[Interface dataset entries]
====================

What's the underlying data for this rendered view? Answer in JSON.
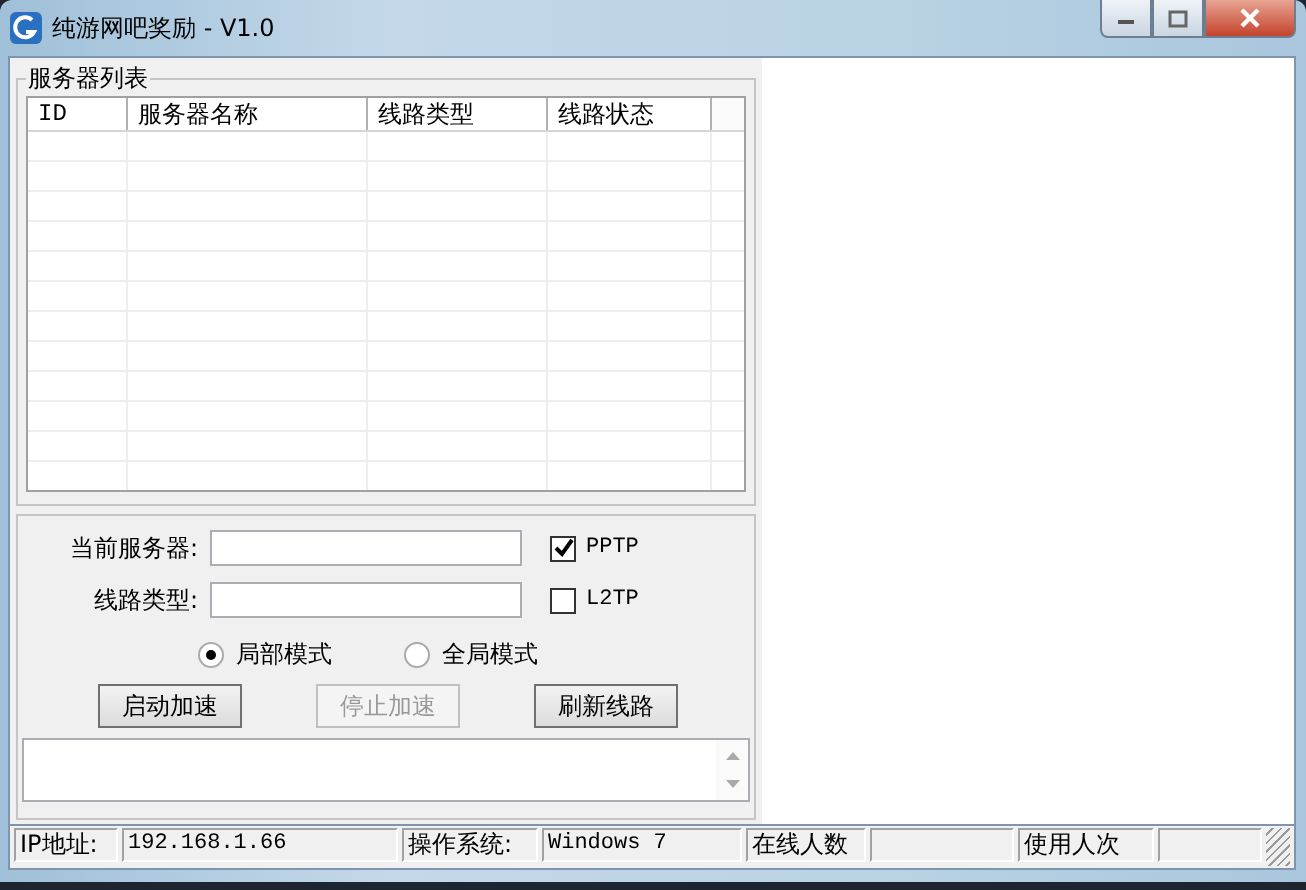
{
  "window": {
    "title": "纯游网吧奖励 - V1.0"
  },
  "server_list": {
    "title": "服务器列表",
    "columns": [
      "ID",
      "服务器名称",
      "线路类型",
      "线路状态"
    ]
  },
  "fields": [
    {
      "label": "当前服务器:"
    },
    {
      "label": "线路类型:"
    }
  ],
  "protocols": [
    {
      "label": "PPTP",
      "checked": true
    },
    {
      "label": "L2TP",
      "checked": false
    }
  ],
  "modes": [
    {
      "label": "局部模式",
      "selected": true
    },
    {
      "label": "全局模式",
      "selected": false
    }
  ],
  "buttons": [
    {
      "label": "启动加速",
      "disabled": false
    },
    {
      "label": "停止加速",
      "disabled": true
    },
    {
      "label": "刷新线路",
      "disabled": false
    }
  ],
  "status_bar": [
    {
      "kind": "label",
      "text": "IP地址:"
    },
    {
      "kind": "value",
      "text": "192.168.1.66"
    },
    {
      "kind": "label",
      "text": "操作系统:"
    },
    {
      "kind": "value",
      "text": "Windows 7"
    },
    {
      "kind": "label",
      "text": "在线人数"
    },
    {
      "kind": "value"
    },
    {
      "kind": "label",
      "text": "使用人次"
    },
    {
      "kind": "value"
    }
  ]
}
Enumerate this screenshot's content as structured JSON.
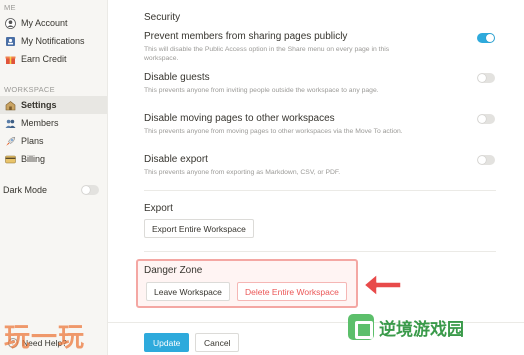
{
  "sidebar": {
    "me_label": "ME",
    "me_items": [
      {
        "label": "My Account",
        "icon": "account-icon"
      },
      {
        "label": "My Notifications",
        "icon": "notifications-icon"
      },
      {
        "label": "Earn Credit",
        "icon": "gift-icon"
      }
    ],
    "workspace_label": "WORKSPACE",
    "workspace_items": [
      {
        "label": "Settings",
        "icon": "settings-icon",
        "active": true
      },
      {
        "label": "Members",
        "icon": "members-icon"
      },
      {
        "label": "Plans",
        "icon": "rocket-icon"
      },
      {
        "label": "Billing",
        "icon": "card-icon"
      }
    ],
    "dark_mode": {
      "label": "Dark Mode",
      "enabled": false
    },
    "help": "Need Help?"
  },
  "main": {
    "security_heading": "Security",
    "options": [
      {
        "title": "Prevent members from sharing pages publicly",
        "description": "This will disable the Public Access option in the Share menu on every page in this workspace.",
        "enabled": true
      },
      {
        "title": "Disable guests",
        "description": "This prevents anyone from inviting people outside the workspace to any page.",
        "enabled": false
      },
      {
        "title": "Disable moving pages to other workspaces",
        "description": "This prevents anyone from moving pages to other workspaces via the Move To action.",
        "enabled": false
      },
      {
        "title": "Disable export",
        "description": "This prevents anyone from exporting as Markdown, CSV, or PDF.",
        "enabled": false
      }
    ],
    "export_heading": "Export",
    "export_button": "Export Entire Workspace",
    "danger_heading": "Danger Zone",
    "leave_button": "Leave Workspace",
    "delete_button": "Delete Entire Workspace",
    "update_button": "Update",
    "cancel_button": "Cancel"
  },
  "colors": {
    "accent": "#2eaadc",
    "danger": "#eb5757",
    "highlight": "#f4a7a3"
  },
  "watermarks": {
    "left": "玩一玩",
    "right": "逆境游戏园"
  }
}
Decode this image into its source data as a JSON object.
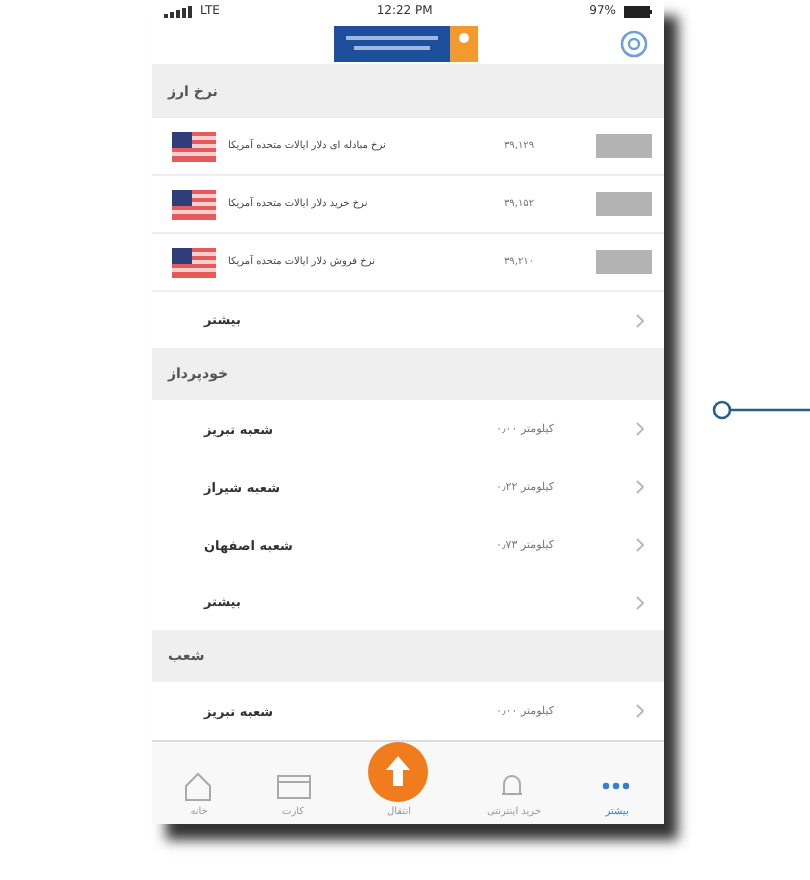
{
  "status_bar": {
    "network": "LTE",
    "time": "12:22 PM",
    "battery": "97%"
  },
  "sections": [
    {
      "title": "نرخ ارز",
      "kind": "rates",
      "rows": [
        {
          "label": "نرخ مبادله ای دلار ایالات متحده آمریکا",
          "value": "۳۹,۱۲۹"
        },
        {
          "label": "نرخ خرید دلار ایالات متحده آمریکا",
          "value": "۳۹,۱۵۲"
        },
        {
          "label": "نرخ فروش دلار ایالات متحده آمریکا",
          "value": "۳۹,۲۱۰"
        }
      ],
      "more": "بیشتر"
    },
    {
      "title": "خودپرداز",
      "kind": "places",
      "rows": [
        {
          "label": "شعبه تبریز",
          "value": "۰٫۰۰ کیلومتر"
        },
        {
          "label": "شعبه شیراز",
          "value": "۰٫۲۲ کیلومتر"
        },
        {
          "label": "شعبه اصفهان",
          "value": "۰٫۷۳ کیلومتر"
        }
      ],
      "more": "بیشتر"
    },
    {
      "title": "شعب",
      "kind": "places",
      "rows": [
        {
          "label": "شعبه تبریز",
          "value": "۰٫۰۰ کیلومتر"
        }
      ]
    }
  ],
  "tabs": [
    {
      "label": "بیشتر",
      "kind": "more",
      "selected": true
    },
    {
      "label": "خرید اینترنتی",
      "kind": "bell",
      "selected": false
    },
    {
      "label": "انتقال",
      "kind": "transfer",
      "selected": false
    },
    {
      "label": "کارت",
      "kind": "card",
      "selected": false
    },
    {
      "label": "خانه",
      "kind": "home",
      "selected": false
    }
  ]
}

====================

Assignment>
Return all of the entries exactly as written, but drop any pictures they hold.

Answer section>
What's the underlying data for this rendered view? Answer in JSON.
{
  "window": {
    "title": "纯游网吧奖励 - V1.0"
  },
  "server_list": {
    "title": "服务器列表",
    "columns": [
      "ID",
      "服务器名称",
      "线路类型",
      "线路状态"
    ]
  },
  "fields": [
    {
      "label": "当前服务器:"
    },
    {
      "label": "线路类型:"
    }
  ],
  "protocols": [
    {
      "label": "PPTP",
      "checked": true
    },
    {
      "label": "L2TP",
      "checked": false
    }
  ],
  "modes": [
    {
      "label": "局部模式",
      "selected": true
    },
    {
      "label": "全局模式",
      "selected": false
    }
  ],
  "buttons": [
    {
      "label": "启动加速",
      "disabled": false
    },
    {
      "label": "停止加速",
      "disabled": true
    },
    {
      "label": "刷新线路",
      "disabled": false
    }
  ],
  "status_bar": [
    {
      "kind": "label",
      "text": "IP地址:"
    },
    {
      "kind": "value",
      "text": "192.168.1.66"
    },
    {
      "kind": "label",
      "text": "操作系统:"
    },
    {
      "kind": "value",
      "text": "Windows 7"
    },
    {
      "kind": "label",
      "text": "在线人数"
    },
    {
      "kind": "value"
    },
    {
      "kind": "label",
      "text": "使用人次"
    },
    {
      "kind": "value"
    }
  ]
}
Enumerate this screenshot's content as structured JSON.
{
  "sidebar": {
    "me_label": "ME",
    "me_items": [
      {
        "label": "My Account",
        "icon": "account-icon"
      },
      {
        "label": "My Notifications",
        "icon": "notifications-icon"
      },
      {
        "label": "Earn Credit",
        "icon": "gift-icon"
      }
    ],
    "workspace_label": "WORKSPACE",
    "workspace_items": [
      {
        "label": "Settings",
        "icon": "settings-icon",
        "active": true
      },
      {
        "label": "Members",
        "icon": "members-icon"
      },
      {
        "label": "Plans",
        "icon": "rocket-icon"
      },
      {
        "label": "Billing",
        "icon": "card-icon"
      }
    ],
    "dark_mode": {
      "label": "Dark Mode",
      "enabled": false
    },
    "help": "Need Help?"
  },
  "main": {
    "security_heading": "Security",
    "options": [
      {
        "title": "Prevent members from sharing pages publicly",
        "description": "This will disable the Public Access option in the Share menu on every page in this workspace.",
        "enabled": true
      },
      {
        "title": "Disable guests",
        "description": "This prevents anyone from inviting people outside the workspace to any page.",
        "enabled": false
      },
      {
        "title": "Disable moving pages to other workspaces",
        "description": "This prevents anyone from moving pages to other workspaces via the Move To action.",
        "enabled": false
      },
      {
        "title": "Disable export",
        "description": "This prevents anyone from exporting as Markdown, CSV, or PDF.",
        "enabled": false
      }
    ],
    "export_heading": "Export",
    "export_button": "Export Entire Workspace",
    "danger_heading": "Danger Zone",
    "leave_button": "Leave Workspace",
    "delete_button": "Delete Entire Workspace",
    "update_button": "Update",
    "cancel_button": "Cancel"
  },
  "colors": {
    "accent": "#2eaadc",
    "danger": "#eb5757",
    "highlight": "#f4a7a3"
  },
  "watermarks": {
    "left": "玩一玩",
    "right": "逆境游戏园"
  }
}
Decode this image into its source data as a JSON object.
{
  "status_bar": {
    "network": "LTE",
    "time": "12:22 PM",
    "battery": "97%"
  },
  "sections": [
    {
      "title": "نرخ ارز",
      "kind": "rates",
      "rows": [
        {
          "label": "نرخ مبادله ای دلار ایالات متحده آمریکا",
          "value": "۳۹,۱۲۹"
        },
        {
          "label": "نرخ خرید دلار ایالات متحده آمریکا",
          "value": "۳۹,۱۵۲"
        },
        {
          "label": "نرخ فروش دلار ایالات متحده آمریکا",
          "value": "۳۹,۲۱۰"
        }
      ],
      "more": "بیشتر"
    },
    {
      "title": "خودپرداز",
      "kind": "places",
      "rows": [
        {
          "label": "شعبه تبریز",
          "value": "۰٫۰۰ کیلومتر"
        },
        {
          "label": "شعبه شیراز",
          "value": "۰٫۲۲ کیلومتر"
        },
        {
          "label": "شعبه اصفهان",
          "value": "۰٫۷۳ کیلومتر"
        }
      ],
      "more": "بیشتر"
    },
    {
      "title": "شعب",
      "kind": "places",
      "rows": [
        {
          "label": "شعبه تبریز",
          "value": "۰٫۰۰ کیلومتر"
        }
      ]
    }
  ],
  "tabs": [
    {
      "label": "بیشتر",
      "kind": "more",
      "selected": true
    },
    {
      "label": "خرید اینترنتی",
      "kind": "bell",
      "selected": false
    },
    {
      "label": "انتقال",
      "kind": "transfer",
      "selected": false
    },
    {
      "label": "کارت",
      "kind": "card",
      "selected": false
    },
    {
      "label": "خانه",
      "kind": "home",
      "selected": false
    }
  ]
}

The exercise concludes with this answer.